The situation is not much better at nickel, a position that is likely to be filled by rookie Jimmie Ward should he win the competition with Perrish Cox and special teams ace Darryl Morris.
Ward was a playmaker in college with Northern Illinois and has already grabbed an interception in training camp, displaying some of the prowess that convinced the Niners to take him in the first round.
Regardless of Ward's early impression, the fact the 49ers appear set to immediately rely on Ward speaks volumes about their depth at cornerback, which also contains a further two rookies in Dontae Johnson and Kenneth Acker.
Niner fans can have more faith in the starters at safety, with free safety Eric Reid looking to build on a rookie year in which he was named to the Pro Bowl after making an instant impact.
He will have another experienced player at his side at strong safety in the form of free-agent signing Antoine Bethea, although it remains to be seen whether he can fill the void left by Whitner, who was ranked at No. 7 at the position by PFF in 2013, a full 43 places above Bethea.
Furthermore, much like at corner, the reserves—which include special teamers C.J. Spillman and Bubba Ventrone and Craig Dahl—are far from impressive.
With Reid, Brock and potentially Ward, San Francisco has some exciting young starters in the secondary, but there is just not enough in terms of strength in depth for this unit to receive anything other than an average C.
Special Teams: B
Special teams is an area that has long been one of the 49ers' strengths.
San Francisco has proven adept in the third facet of the game in recent years, and it would be a shock if that was not the case in 2014.
With a kicker in Phil Dawson who missed just four attempts in his maiden season with the team and veteran four-time All-Pro Andy Lee at the punter spot, it is not difficult to see why the 49ers' special teams have been so impressive.
Furthermore, Michael Wilhoite was rated as the No. 6 special teamer in the league by PFF, while the likes of Kassim Osgood, Bubba Ventrone and C.J. Spillman were superb in kick coverage in 2013.

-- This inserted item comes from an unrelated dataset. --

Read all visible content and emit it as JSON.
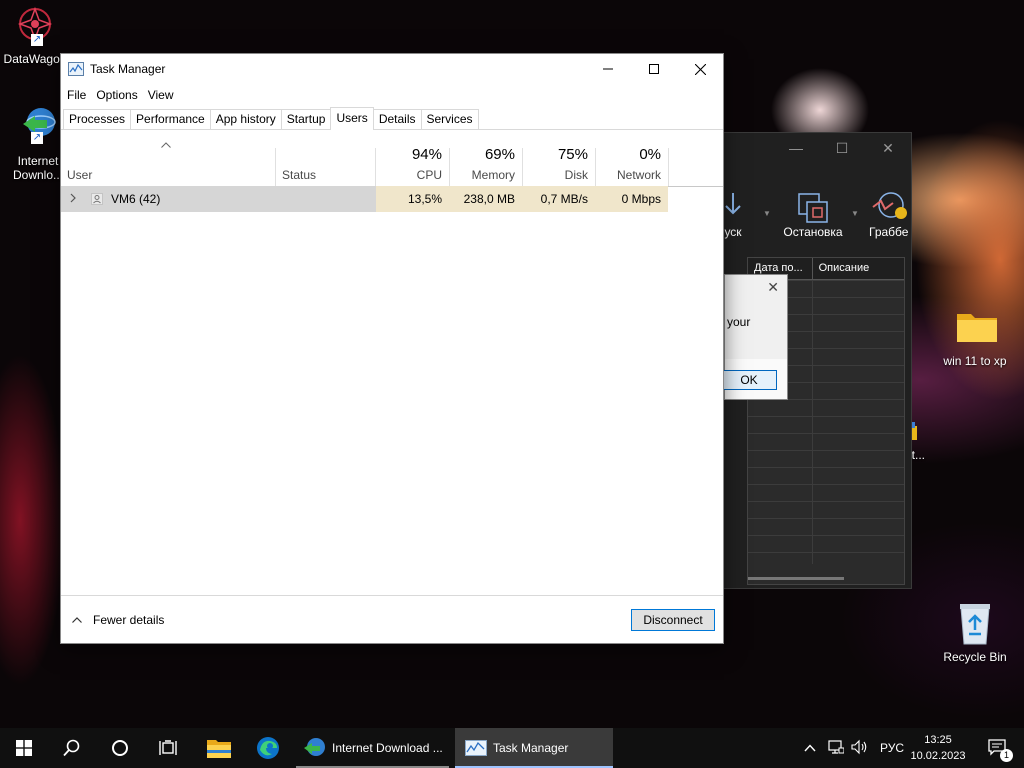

The 49ers have also prepared for Wilhoite's prospective step up to defense by bringing back special teams ace Blake Costanzo, rated at No. 12 in special teams by PFF in 2013 when with the Chicago Bears.
Simply put, the 49ers have all the tools for an A-grade special teams unit except at one key spot, return man.
The lack of an elite returner is the only deficiency holding their special teams back from an A, and there is no guarantee that one will emerge for the 49ers in 2014.
James solidified the position last season and finished the season at No. 16 in PFF's ratings among all return men in the league, but the injury he suffered last Sunday will see his preparations for the new season severely hampered.
The absence of James could allow rookie Bruce Ellington, who fielded kicks at an average of 22.7 yards per return during his career with South Carolina, the chance to impress and make his case for starting his career in that role.
But, regardless of who is lining up deep come Week 1, the fact remains he will need to perform to an elite level for the 49ers' special teams unit to be deserving of an A.
Nicholas McGee is a San Francisco 49ers Featured Columnist based in Leeds, England. Follow him on Twitter @nicholasmcgee24.